* **EXERCISE DESCRIPTION**: Make an exact copy of the records, omitting all images.

* **PROVIDED RECORDS**:
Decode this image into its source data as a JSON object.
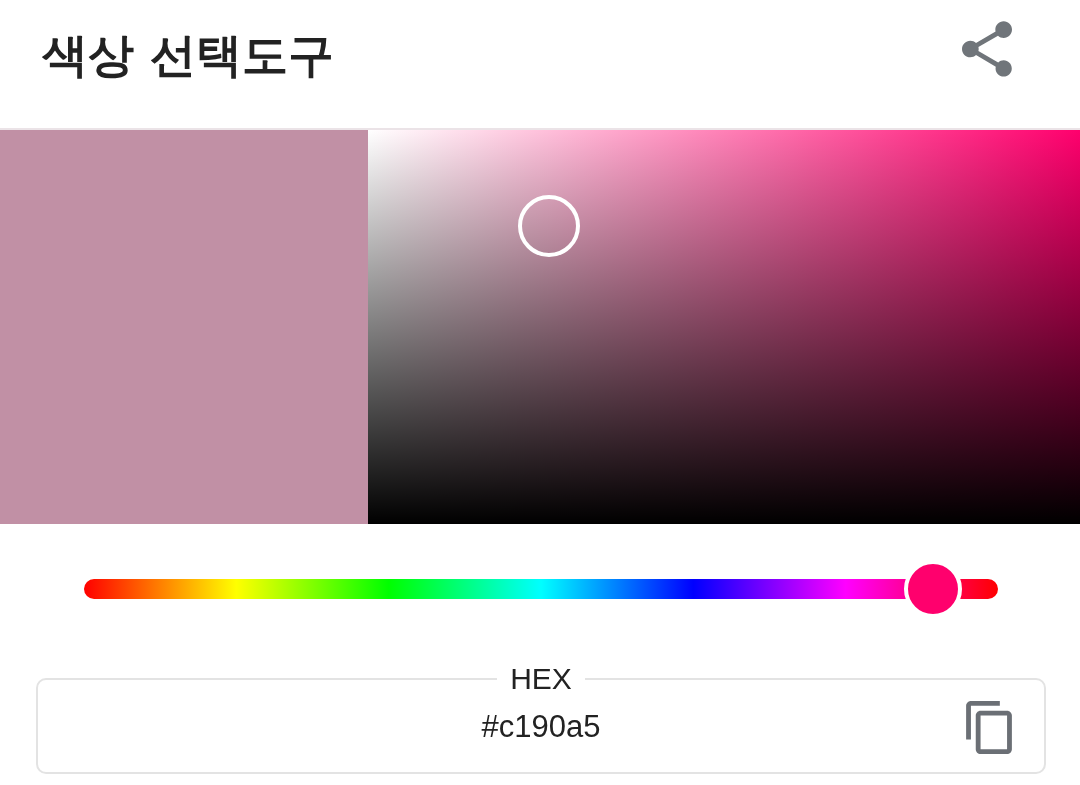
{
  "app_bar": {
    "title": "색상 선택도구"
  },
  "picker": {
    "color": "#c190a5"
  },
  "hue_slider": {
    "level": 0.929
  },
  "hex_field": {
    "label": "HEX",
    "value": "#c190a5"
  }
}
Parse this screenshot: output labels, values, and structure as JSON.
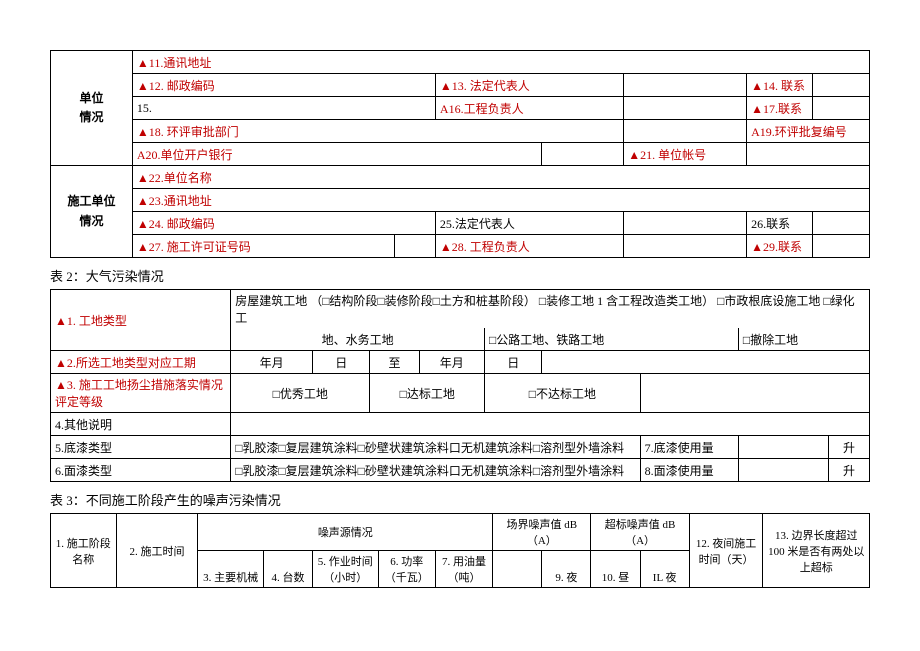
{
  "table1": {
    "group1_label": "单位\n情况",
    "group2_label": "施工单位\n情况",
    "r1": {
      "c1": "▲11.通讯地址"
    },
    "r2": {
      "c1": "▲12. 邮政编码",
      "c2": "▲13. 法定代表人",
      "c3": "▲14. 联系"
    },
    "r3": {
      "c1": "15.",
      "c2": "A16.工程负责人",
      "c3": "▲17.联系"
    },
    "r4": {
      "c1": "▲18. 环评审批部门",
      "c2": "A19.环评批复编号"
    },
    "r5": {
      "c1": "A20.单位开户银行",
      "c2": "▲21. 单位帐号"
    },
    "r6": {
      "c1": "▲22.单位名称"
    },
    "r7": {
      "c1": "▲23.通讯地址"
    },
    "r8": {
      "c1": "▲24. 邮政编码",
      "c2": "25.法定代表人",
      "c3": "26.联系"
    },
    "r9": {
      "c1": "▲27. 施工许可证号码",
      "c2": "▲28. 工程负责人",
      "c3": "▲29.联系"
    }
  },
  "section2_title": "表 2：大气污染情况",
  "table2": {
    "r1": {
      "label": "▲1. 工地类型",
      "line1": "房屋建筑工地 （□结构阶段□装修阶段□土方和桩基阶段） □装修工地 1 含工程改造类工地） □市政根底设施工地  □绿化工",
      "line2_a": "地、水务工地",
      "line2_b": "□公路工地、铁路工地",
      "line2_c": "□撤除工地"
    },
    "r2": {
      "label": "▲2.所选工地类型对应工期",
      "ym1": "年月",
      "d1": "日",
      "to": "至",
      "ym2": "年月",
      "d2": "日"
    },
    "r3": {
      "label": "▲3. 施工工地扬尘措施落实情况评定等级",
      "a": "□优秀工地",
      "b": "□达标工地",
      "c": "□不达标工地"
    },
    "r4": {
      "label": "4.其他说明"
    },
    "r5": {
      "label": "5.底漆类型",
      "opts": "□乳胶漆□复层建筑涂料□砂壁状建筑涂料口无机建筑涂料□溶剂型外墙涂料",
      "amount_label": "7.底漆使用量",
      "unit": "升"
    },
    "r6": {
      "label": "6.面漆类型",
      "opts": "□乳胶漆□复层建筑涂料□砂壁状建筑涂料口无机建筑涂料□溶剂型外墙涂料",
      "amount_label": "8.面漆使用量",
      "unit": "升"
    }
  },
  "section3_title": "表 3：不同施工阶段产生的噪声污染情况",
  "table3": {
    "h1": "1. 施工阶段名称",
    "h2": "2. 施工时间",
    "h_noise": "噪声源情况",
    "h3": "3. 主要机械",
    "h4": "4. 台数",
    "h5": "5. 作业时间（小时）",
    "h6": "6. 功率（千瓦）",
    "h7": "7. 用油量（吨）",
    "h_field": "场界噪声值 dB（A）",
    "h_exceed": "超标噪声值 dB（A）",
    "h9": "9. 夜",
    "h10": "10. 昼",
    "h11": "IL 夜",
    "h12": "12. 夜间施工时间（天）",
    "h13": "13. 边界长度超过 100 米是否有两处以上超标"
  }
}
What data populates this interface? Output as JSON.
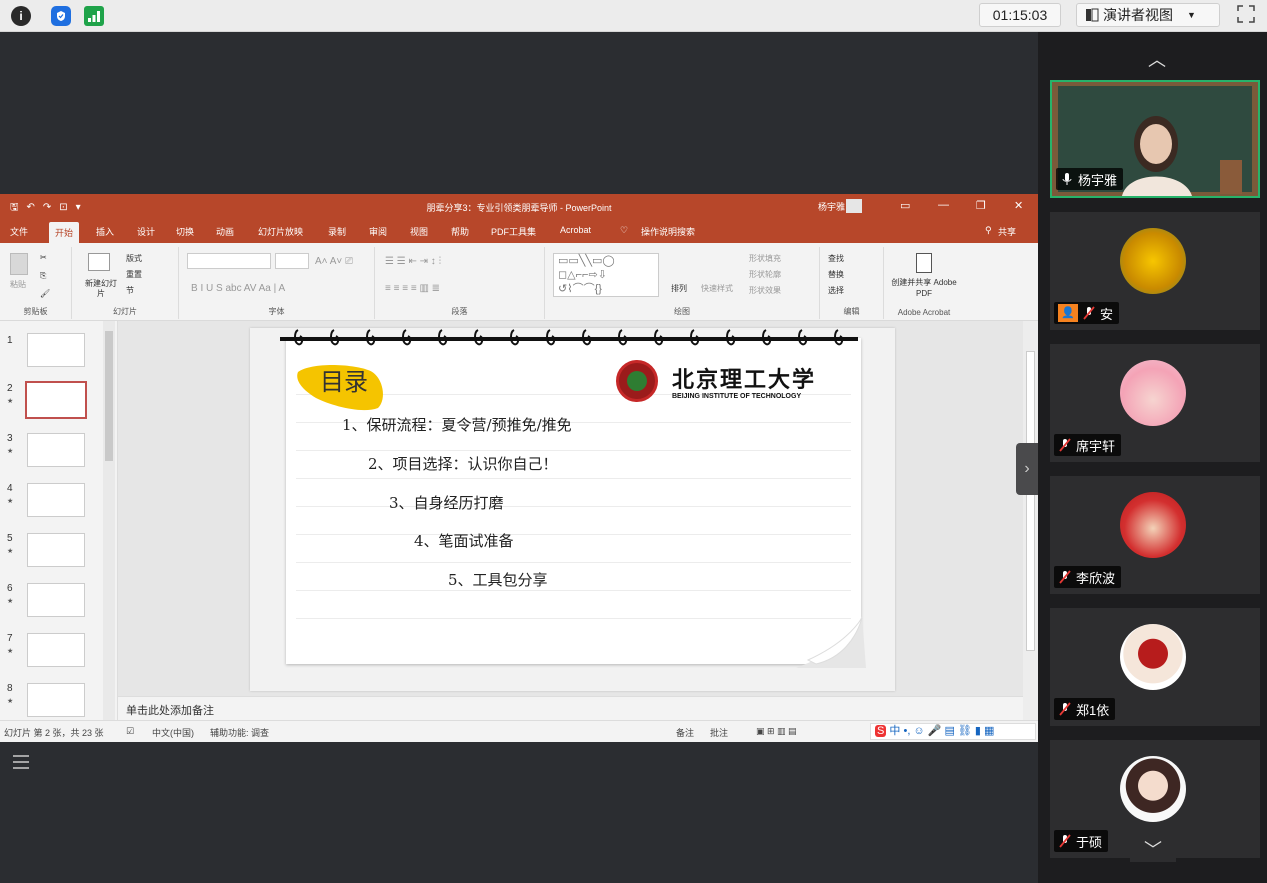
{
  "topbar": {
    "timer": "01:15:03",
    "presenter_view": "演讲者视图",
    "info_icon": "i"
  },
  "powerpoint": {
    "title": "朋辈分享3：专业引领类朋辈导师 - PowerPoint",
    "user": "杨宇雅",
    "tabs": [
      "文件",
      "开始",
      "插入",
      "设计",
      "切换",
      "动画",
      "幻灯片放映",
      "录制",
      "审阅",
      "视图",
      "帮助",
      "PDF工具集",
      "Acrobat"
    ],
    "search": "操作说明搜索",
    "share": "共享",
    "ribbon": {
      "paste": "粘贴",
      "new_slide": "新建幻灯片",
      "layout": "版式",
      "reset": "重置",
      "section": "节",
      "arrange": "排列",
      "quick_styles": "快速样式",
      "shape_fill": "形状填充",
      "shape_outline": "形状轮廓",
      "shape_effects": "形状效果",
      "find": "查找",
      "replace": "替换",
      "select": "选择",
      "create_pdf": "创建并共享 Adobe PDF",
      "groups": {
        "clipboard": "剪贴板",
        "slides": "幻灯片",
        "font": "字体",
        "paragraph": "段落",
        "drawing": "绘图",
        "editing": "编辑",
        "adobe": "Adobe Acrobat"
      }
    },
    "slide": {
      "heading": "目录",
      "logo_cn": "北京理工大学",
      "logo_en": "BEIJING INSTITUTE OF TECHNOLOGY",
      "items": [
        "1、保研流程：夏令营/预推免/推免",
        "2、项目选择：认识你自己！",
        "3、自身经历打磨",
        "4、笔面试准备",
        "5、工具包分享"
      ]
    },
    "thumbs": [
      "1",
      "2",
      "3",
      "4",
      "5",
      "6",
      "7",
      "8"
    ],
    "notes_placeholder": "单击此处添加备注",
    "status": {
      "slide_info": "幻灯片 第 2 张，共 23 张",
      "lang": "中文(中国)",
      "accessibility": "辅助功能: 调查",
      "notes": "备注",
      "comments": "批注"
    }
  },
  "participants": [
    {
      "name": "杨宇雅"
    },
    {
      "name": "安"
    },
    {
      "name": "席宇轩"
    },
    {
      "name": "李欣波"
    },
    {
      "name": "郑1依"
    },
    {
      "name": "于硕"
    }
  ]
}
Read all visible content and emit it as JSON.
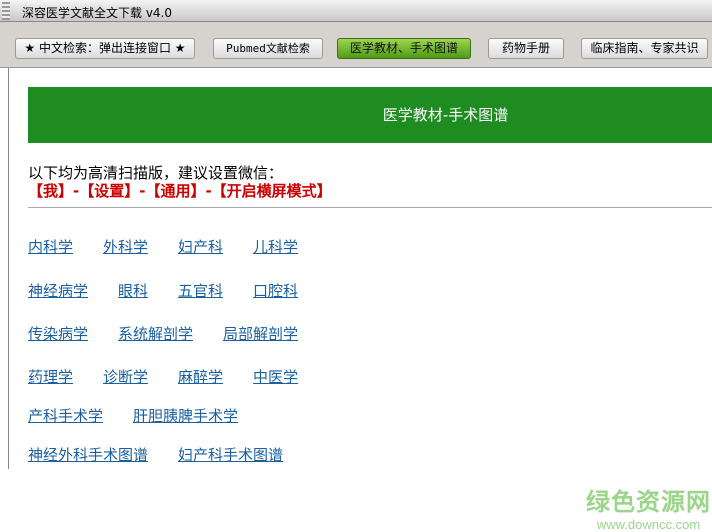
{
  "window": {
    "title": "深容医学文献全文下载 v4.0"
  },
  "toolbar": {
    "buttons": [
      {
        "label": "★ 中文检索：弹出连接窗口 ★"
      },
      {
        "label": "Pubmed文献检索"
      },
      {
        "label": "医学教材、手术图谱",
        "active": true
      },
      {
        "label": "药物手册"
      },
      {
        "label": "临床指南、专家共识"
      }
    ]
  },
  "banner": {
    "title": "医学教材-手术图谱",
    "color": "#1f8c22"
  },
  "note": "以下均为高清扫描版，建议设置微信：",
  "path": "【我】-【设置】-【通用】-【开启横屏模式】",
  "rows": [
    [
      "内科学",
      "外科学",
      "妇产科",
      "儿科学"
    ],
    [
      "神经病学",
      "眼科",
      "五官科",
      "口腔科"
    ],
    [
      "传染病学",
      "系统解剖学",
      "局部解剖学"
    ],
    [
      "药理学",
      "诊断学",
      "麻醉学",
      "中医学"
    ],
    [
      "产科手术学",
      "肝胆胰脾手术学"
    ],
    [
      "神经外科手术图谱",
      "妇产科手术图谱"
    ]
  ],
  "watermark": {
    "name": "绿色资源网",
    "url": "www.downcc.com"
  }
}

* **REPLY TO THE TASK**:
Decode this image into its source data as a JSON object.
{
  "app_bar": {
    "title": "색상 선택도구"
  },
  "picker": {
    "color": "#c190a5"
  },
  "hue_slider": {
    "level": 0.929
  },
  "hex_field": {
    "label": "HEX",
    "value": "#c190a5"
  }
}
Parse this screenshot: output labels, values, and structure as JSON.
{
  "table1": {
    "group1_label": "单位\n情况",
    "group2_label": "施工单位\n情况",
    "r1": {
      "c1": "▲11.通讯地址"
    },
    "r2": {
      "c1": "▲12. 邮政编码",
      "c2": "▲13. 法定代表人",
      "c3": "▲14. 联系"
    },
    "r3": {
      "c1": "15.",
      "c2": "A16.工程负责人",
      "c3": "▲17.联系"
    },
    "r4": {
      "c1": "▲18. 环评审批部门",
      "c2": "A19.环评批复编号"
    },
    "r5": {
      "c1": "A20.单位开户银行",
      "c2": "▲21. 单位帐号"
    },
    "r6": {
      "c1": "▲22.单位名称"
    },
    "r7": {
      "c1": "▲23.通讯地址"
    },
    "r8": {
      "c1": "▲24. 邮政编码",
      "c2": "25.法定代表人",
      "c3": "26.联系"
    },
    "r9": {
      "c1": "▲27. 施工许可证号码",
      "c2": "▲28. 工程负责人",
      "c3": "▲29.联系"
    }
  },
  "section2_title": "表 2：大气污染情况",
  "table2": {
    "r1": {
      "label": "▲1. 工地类型",
      "line1": "房屋建筑工地 （□结构阶段□装修阶段□土方和桩基阶段） □装修工地 1 含工程改造类工地） □市政根底设施工地  □绿化工",
      "line2_a": "地、水务工地",
      "line2_b": "□公路工地、铁路工地",
      "line2_c": "□撤除工地"
    },
    "r2": {
      "label": "▲2.所选工地类型对应工期",
      "ym1": "年月",
      "d1": "日",
      "to": "至",
      "ym2": "年月",
      "d2": "日"
    },
    "r3": {
      "label": "▲3. 施工工地扬尘措施落实情况评定等级",
      "a": "□优秀工地",
      "b": "□达标工地",
      "c": "□不达标工地"
    },
    "r4": {
      "label": "4.其他说明"
    },
    "r5": {
      "label": "5.底漆类型",
      "opts": "□乳胶漆□复层建筑涂料□砂壁状建筑涂料口无机建筑涂料□溶剂型外墙涂料",
      "amount_label": "7.底漆使用量",
      "unit": "升"
    },
    "r6": {
      "label": "6.面漆类型",
      "opts": "□乳胶漆□复层建筑涂料□砂壁状建筑涂料口无机建筑涂料□溶剂型外墙涂料",
      "amount_label": "8.面漆使用量",
      "unit": "升"
    }
  },
  "section3_title": "表 3：不同施工阶段产生的噪声污染情况",
  "table3": {
    "h1": "1. 施工阶段名称",
    "h2": "2. 施工时间",
    "h_noise": "噪声源情况",
    "h3": "3. 主要机械",
    "h4": "4. 台数",
    "h5": "5. 作业时间（小时）",
    "h6": "6. 功率（千瓦）",
    "h7": "7. 用油量（吨）",
    "h_field": "场界噪声值 dB（A）",
    "h_exceed": "超标噪声值 dB（A）",
    "h9": "9. 夜",
    "h10": "10. 昼",
    "h11": "IL 夜",
    "h12": "12. 夜间施工时间（天）",
    "h13": "13. 边界长度超过 100 米是否有两处以上超标"
  }
}
What data populates this interface? Output as JSON.
{
  "topbar": {
    "timer": "01:15:03",
    "presenter_view": "演讲者视图",
    "info_icon": "i"
  },
  "powerpoint": {
    "title": "朋辈分享3：专业引领类朋辈导师 - PowerPoint",
    "user": "杨宇雅",
    "tabs": [
      "文件",
      "开始",
      "插入",
      "设计",
      "切换",
      "动画",
      "幻灯片放映",
      "录制",
      "审阅",
      "视图",
      "帮助",
      "PDF工具集",
      "Acrobat"
    ],
    "search": "操作说明搜索",
    "share": "共享",
    "ribbon": {
      "paste": "粘贴",
      "new_slide": "新建幻灯片",
      "layout": "版式",
      "reset": "重置",
      "section": "节",
      "arrange": "排列",
      "quick_styles": "快速样式",
      "shape_fill": "形状填充",
      "shape_outline": "形状轮廓",
      "shape_effects": "形状效果",
      "find": "查找",
      "replace": "替换",
      "select": "选择",
      "create_pdf": "创建并共享 Adobe PDF",
      "groups": {
        "clipboard": "剪贴板",
        "slides": "幻灯片",
        "font": "字体",
        "paragraph": "段落",
        "drawing": "绘图",
        "editing": "编辑",
        "adobe": "Adobe Acrobat"
      }
    },
    "slide": {
      "heading": "目录",
      "logo_cn": "北京理工大学",
      "logo_en": "BEIJING INSTITUTE OF TECHNOLOGY",
      "items": [
        "1、保研流程：夏令营/预推免/推免",
        "2、项目选择：认识你自己！",
        "3、自身经历打磨",
        "4、笔面试准备",
        "5、工具包分享"
      ]
    },
    "thumbs": [
      "1",
      "2",
      "3",
      "4",
      "5",
      "6",
      "7",
      "8"
    ],
    "notes_placeholder": "单击此处添加备注",
    "status": {
      "slide_info": "幻灯片 第 2 张，共 23 张",
      "lang": "中文(中国)",
      "accessibility": "辅助功能: 调查",
      "notes": "备注",
      "comments": "批注"
    }
  },
  "participants": [
    {
      "name": "杨宇雅"
    },
    {
      "name": "安"
    },
    {
      "name": "席宇轩"
    },
    {
      "name": "李欣波"
    },
    {
      "name": "郑1依"
    },
    {
      "name": "于硕"
    }
  ]
}
Read all visible content and emit it as JSON.
{
  "window": {
    "title": "深容医学文献全文下载 v4.0"
  },
  "toolbar": {
    "buttons": [
      {
        "label": "★ 中文检索：弹出连接窗口 ★"
      },
      {
        "label": "Pubmed文献检索"
      },
      {
        "label": "医学教材、手术图谱",
        "active": true
      },
      {
        "label": "药物手册"
      },
      {
        "label": "临床指南、专家共识"
      }
    ]
  },
  "banner": {
    "title": "医学教材-手术图谱",
    "color": "#1f8c22"
  },
  "note": "以下均为高清扫描版，建议设置微信：",
  "path": "【我】-【设置】-【通用】-【开启横屏模式】",
  "rows": [
    [
      "内科学",
      "外科学",
      "妇产科",
      "儿科学"
    ],
    [
      "神经病学",
      "眼科",
      "五官科",
      "口腔科"
    ],
    [
      "传染病学",
      "系统解剖学",
      "局部解剖学"
    ],
    [
      "药理学",
      "诊断学",
      "麻醉学",
      "中医学"
    ],
    [
      "产科手术学",
      "肝胆胰脾手术学"
    ],
    [
      "神经外科手术图谱",
      "妇产科手术图谱"
    ]
  ],
  "watermark": {
    "name": "绿色资源网",
    "url": "www.downcc.com"
  }
}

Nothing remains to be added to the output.